Excerpts from an interface dataset
◆ ◆ ◆

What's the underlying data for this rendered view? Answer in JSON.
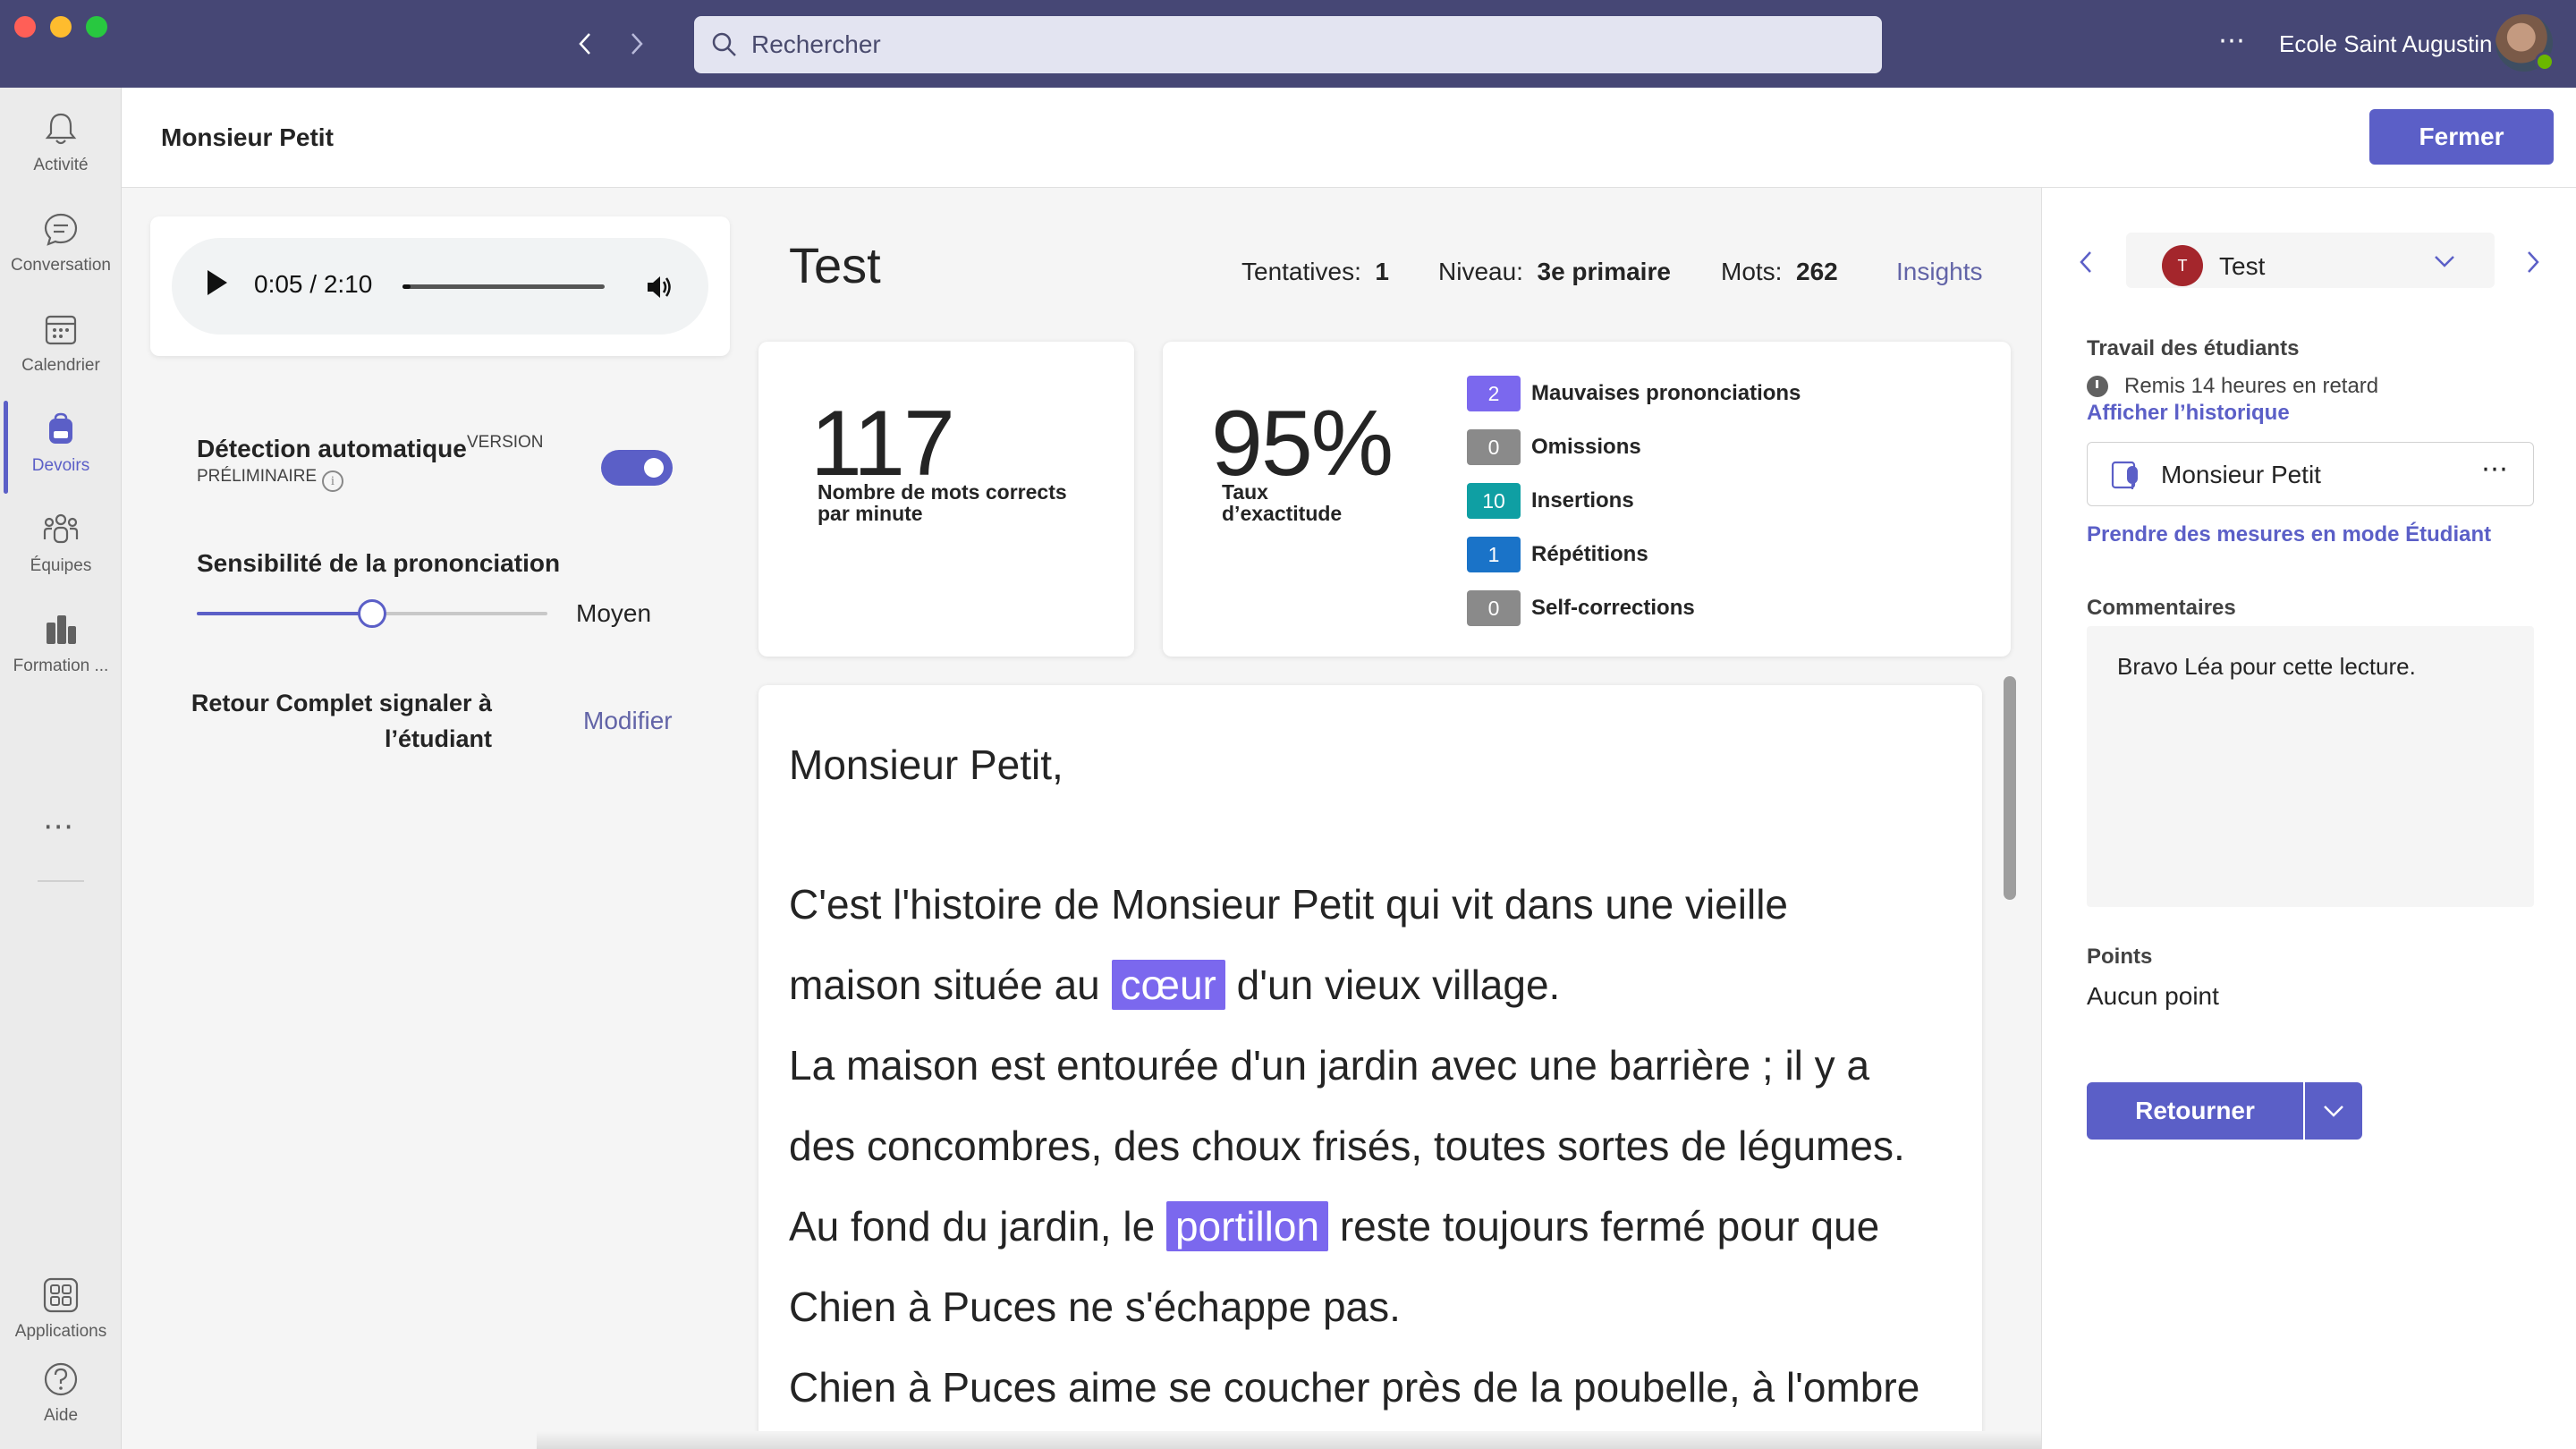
{
  "titlebar": {
    "search_placeholder": "Rechercher",
    "more": "⋯",
    "org_name": "Ecole Saint Augustin"
  },
  "rail": {
    "items": [
      {
        "label": "Activité",
        "icon": "bell-icon"
      },
      {
        "label": "Conversation",
        "icon": "chat-icon"
      },
      {
        "label": "Calendrier",
        "icon": "calendar-icon"
      },
      {
        "label": "Devoirs",
        "icon": "backpack-icon",
        "active": true
      },
      {
        "label": "Équipes",
        "icon": "teams-icon"
      },
      {
        "label": "Formation ...",
        "icon": "books-icon"
      },
      {
        "label": "Applications",
        "icon": "apps-icon"
      },
      {
        "label": "Aide",
        "icon": "help-icon"
      }
    ],
    "more": "⋯"
  },
  "header": {
    "title": "Monsieur Petit",
    "close_label": "Fermer"
  },
  "audio": {
    "time": "0:05 / 2:10",
    "progress": 0.04
  },
  "settings": {
    "detect_label": "Détection automatique",
    "preview_tag_1": "VERSION",
    "preview_tag_2": "PRÉLIMINAIRE",
    "toggle_on": true,
    "sensitivity_label": "Sensibilité de la prononciation",
    "sensitivity_value": "Moyen",
    "sensitivity_level": 0.5,
    "retour_label_1": "Retour Complet signaler à",
    "retour_label_2": "l’étudiant",
    "modify_label": "Modifier"
  },
  "results": {
    "title": "Test",
    "attempts_label": "Tentatives:",
    "attempts_value": "1",
    "level_label": "Niveau:",
    "level_value": "3e primaire",
    "words_label": "Mots:",
    "words_value": "262",
    "insights_label": "Insights",
    "wcpm_value": "117",
    "wcpm_caption_1": "Nombre de mots corrects",
    "wcpm_caption_2": "par minute",
    "accuracy_value": "95%",
    "accuracy_caption_1": "Taux",
    "accuracy_caption_2": "d’exactitude",
    "errors": [
      {
        "count": "2",
        "label": "Mauvaises prononciations",
        "color": "#7b68ee"
      },
      {
        "count": "0",
        "label": "Omissions",
        "color": "#8a8a8a"
      },
      {
        "count": "10",
        "label": "Insertions",
        "color": "#0f9fa3"
      },
      {
        "count": "1",
        "label": "Répétitions",
        "color": "#1a73c8"
      },
      {
        "count": "0",
        "label": "Self-corrections",
        "color": "#8a8a8a"
      }
    ]
  },
  "passage": {
    "greeting": "Monsieur Petit,",
    "l1a": "C'est l'histoire de Monsieur Petit qui vit dans une vieille",
    "l2a": "maison située au ",
    "l2hl": "cœur",
    "l2b": " d'un vieux village.",
    "l3": "La maison est entourée d'un jardin avec une barrière ; il y a",
    "l4": "des concombres, des choux frisés, toutes sortes de légumes.",
    "l5a": "Au fond du jardin, le ",
    "l5hl": "portillon",
    "l5b": " reste toujours fermé pour que",
    "l6": "Chien à Puces ne s'échappe pas.",
    "l7": "Chien à Puces aime se coucher près de la poubelle, à l'ombre"
  },
  "right_panel": {
    "student_initial": "T",
    "student_name": "Test",
    "work_label": "Travail des étudiants",
    "late_text": "Remis 14 heures en retard",
    "history_link": "Afficher l’historique",
    "file_name": "Monsieur Petit",
    "file_more": "⋯",
    "student_mode_link": "Prendre des mesures en mode Étudiant",
    "comments_label": "Commentaires",
    "comment_text": "Bravo Léa pour cette lecture.",
    "points_label": "Points",
    "points_value": "Aucun point",
    "return_label": "Retourner"
  }
}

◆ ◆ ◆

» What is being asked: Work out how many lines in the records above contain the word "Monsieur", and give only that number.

» Task result: 4